I haven’t been able to find a lot of hard information on whether using round robin DNS will help make a web site more available in the face of server failures. Suppose I have two web servers in geographically separate data centers for maximum robustness in the face of problems. If one of those servers (or its entire data center) is down, I want users to automatically be directed to the other one.
At a low level, it’s clear that round robin DNS wouldn’t help with this. In round robin DNS you advertise multiple IP addresses for a single name. For example, you might say that “mysite.example.com” is at both addresses 192.168.2.3 (the server in one data center) and 192.168.3.2 (the server in the other data center). But when a program tries to connect to mysite.example.com it first asks the network API to give it the IP address for that name, this returns just one of those IP addresses, and the program uses that to connect to it. If that address happens to be for an unavailable server, the program’s request to the server will fail, even if there is a healthy server at one of the other addresses.
Of course, if you write the client program, you can make it work in this situation. You’d have your program ask the network API for all of the IP addresses associated with a name, and then your program can try them one at a time until it gets something to connect. But in the case of a web site, you haven’t written the client program. Microsoft or Mozilla or Google or Apple or Opera or some other group wrote it.
Wouldn’t it be great if those web browsers all worked that way? Wouldn’t it be great if you could find clear indications that they worked that way?
As it happens, it appears that the all do work that way, even though I have found it very hard to get clear confirmation that they are supposed to. I’ve found a few web pages that talk about browsers performing “client retry”, but not any kind of specification or promise. I’ve found many more pages saying to forget about using round robin DNS for this, and to use a load balancer or some other kind of proxy to distribute web requests to available servers. The problem with that is that you now have a new single point of failure (the load balancer) at a single location. It can be made very reliable, but can still fail and leave your users unable to connect. You can change your DNS entry to point to a new location, but that takes time to propagate (even longer than your DNS server says it should in the case of internet service providers who cache those addresses more aggressively than they should). There are routing protocols to force traffic for a specific IP address to a different location, but they’re too complicated for me and require a lot of low level routing privileges that we can’t expect to have. No, round robin DNS with clients smart enough to try each address if they need to, would be a real help here.

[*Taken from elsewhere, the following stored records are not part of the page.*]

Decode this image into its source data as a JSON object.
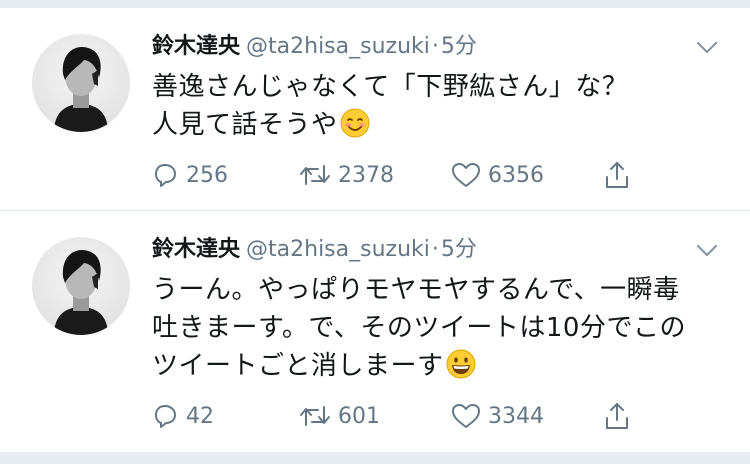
{
  "tweets": [
    {
      "author_name": "鈴木達央",
      "handle": "@ta2hisa_suzuki",
      "separator": "·",
      "time": "5分",
      "text_lines": [
        "善逸さんじゃなくて「下野紘さん」な？",
        "人見て話そうや"
      ],
      "emoji": "smiling-face-icon",
      "replies": "256",
      "retweets": "2378",
      "likes": "6356"
    },
    {
      "author_name": "鈴木達央",
      "handle": "@ta2hisa_suzuki",
      "separator": "·",
      "time": "5分",
      "text_lines": [
        "うーん。やっぱりモヤモヤするんで、一瞬毒",
        "吐きまーす。で、そのツイートは10分でこの",
        "ツイートごと消しまーす"
      ],
      "emoji": "grinning-face-icon",
      "replies": "42",
      "retweets": "601",
      "likes": "3344"
    }
  ],
  "colors": {
    "text": "#14171a",
    "secondary": "#657786",
    "divider": "#e1e8ed",
    "page_background": "#e6ecf0"
  }
}
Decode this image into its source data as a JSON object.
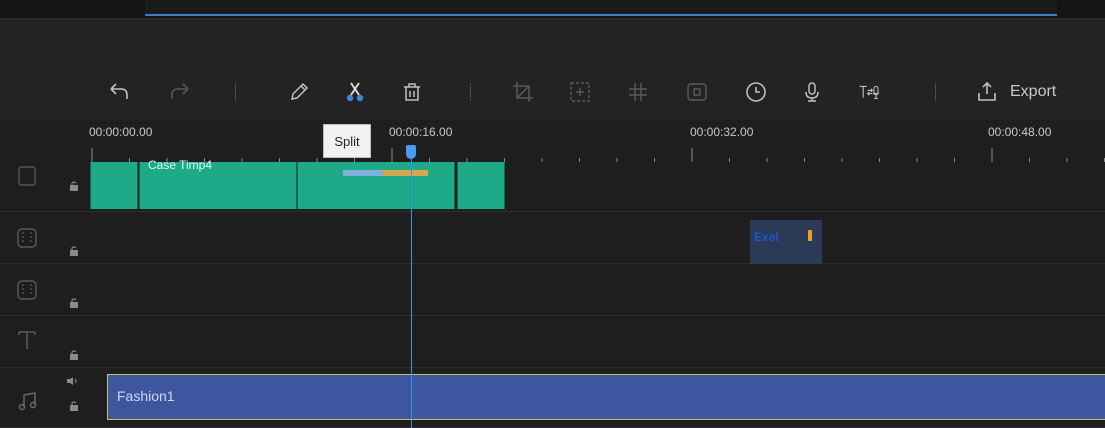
{
  "toolbar": {
    "tools": [
      {
        "name": "undo-icon"
      },
      {
        "name": "redo-icon"
      },
      {
        "name": "pencil-icon"
      },
      {
        "name": "scissors-icon"
      },
      {
        "name": "trash-icon"
      },
      {
        "name": "crop-icon"
      },
      {
        "name": "zoom-icon"
      },
      {
        "name": "mosaic-icon"
      },
      {
        "name": "screenshot-icon"
      },
      {
        "name": "clock-icon"
      },
      {
        "name": "mic-icon"
      },
      {
        "name": "text-to-speech-icon"
      },
      {
        "name": "export-icon"
      }
    ],
    "export_label": "Export",
    "accent": "#3b7fc4"
  },
  "tooltip": {
    "text": "Split"
  },
  "ruler": {
    "labels": [
      "00:00:00.00",
      "00:00:16.00",
      "00:00:32.00",
      "00:00:48.00"
    ]
  },
  "tracks": {
    "video_clip_label": "Case Timp4",
    "title_clip_text": "Exel",
    "audio_clip_label": "Fashion1",
    "clip_color": "#1ea988",
    "audio_color": "#3e56a0"
  },
  "playhead": {
    "color": "#2a9ce6"
  }
}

Since I couldn’t get clear indications that this would work where I need it to, I set up a simple experiment to see how web browsers respond in this situation. I created web servers in Amazon’s Virginia and California regions, each returning a single web page. The one in Virginia returns a page saying “Eastern Server”, and the one in California returns a page saying “Western Server”. I then set up a round robin DNS entry pointing to those two IP addresses.
I opened the web page for the round robin name in the Chrome web browser, and got the page saying “Eastern Server”. I then shut down the web server that hosts that page, and refreshed the page. It instantly changed to a page showing “Western Server”. Which is exactly what I want! So I checked other web browsers, and every one I could easily check worked the same way:
- Chrome 11 on Windows 7
- Firefox 4.0 on Windows 7
- Internet Explorer 8 on Windows 7
- Opera 11 on Windows 7
- Safari 5 on Windows 7
- Internet Explorer 7 on Windows XP (after noticeable delay)
- Firefox 4.0 on Windows XP (after noticeable delay)
- Android native browser on Android 2.3.3
- iPhone native browser on iOS 4.3.3
- curl on Windows 7
- curl on Linux
- wget on Linux
- Python with urllib on Windows 7
Wow. Maybe the operating systems were doing this, not the clients? No. wget was talkative, and reported that the connection attempt failed on one IP address and that it retried on another. And Chrome’s developer tools Network tab showed the same thing: a request failing, and then being repeated with success the second time. Also, I was able to find an HTTP aware client that did not work this way: Perl with LWP::Simple on Windows 7.
So my conclusion: round robin DNS is not certain to always cause a web browser to fail over successfully when one of the servers is down, but it is very likely to work. If you want reliability over geographically separate server locations it seems like a good way to go. When you discover a server is down you should fix it immediately or update your DNS to no longer point to it, but until that happens, most of your users will continue to be able to connect and use your site via one of the other servers.
[Update] When I got home from the office, I tested a few more web clients:
- Logitech Revue Google TV
- Chromebook CR-48
- Samsung Galaxy Tab 10.1 running Honeycomb
- Nintendo Wii
- Amazon Kindle
It worked in every case but two. Make that every case but one and half. The Wii browser reported an unavailable page when refreshed with the previously displayed server down. A second click on the refresh button did cause it to switch to the live server, which I call at least a partial success. But the Kindle failed completely. Turning off the server it had connected to and then refreshing the browser got a message about an unreachable page, no matter how many times I clicked the reload button.
So if you’ve got a mission critical web application that you offer through round robin DNS, be sure to tell your Wii users to hit refresh a second time if there’s a page failure. And warn them to not rely on the Kindle’s web browser (which, to be fair, is still marked as an “Experimental” feature).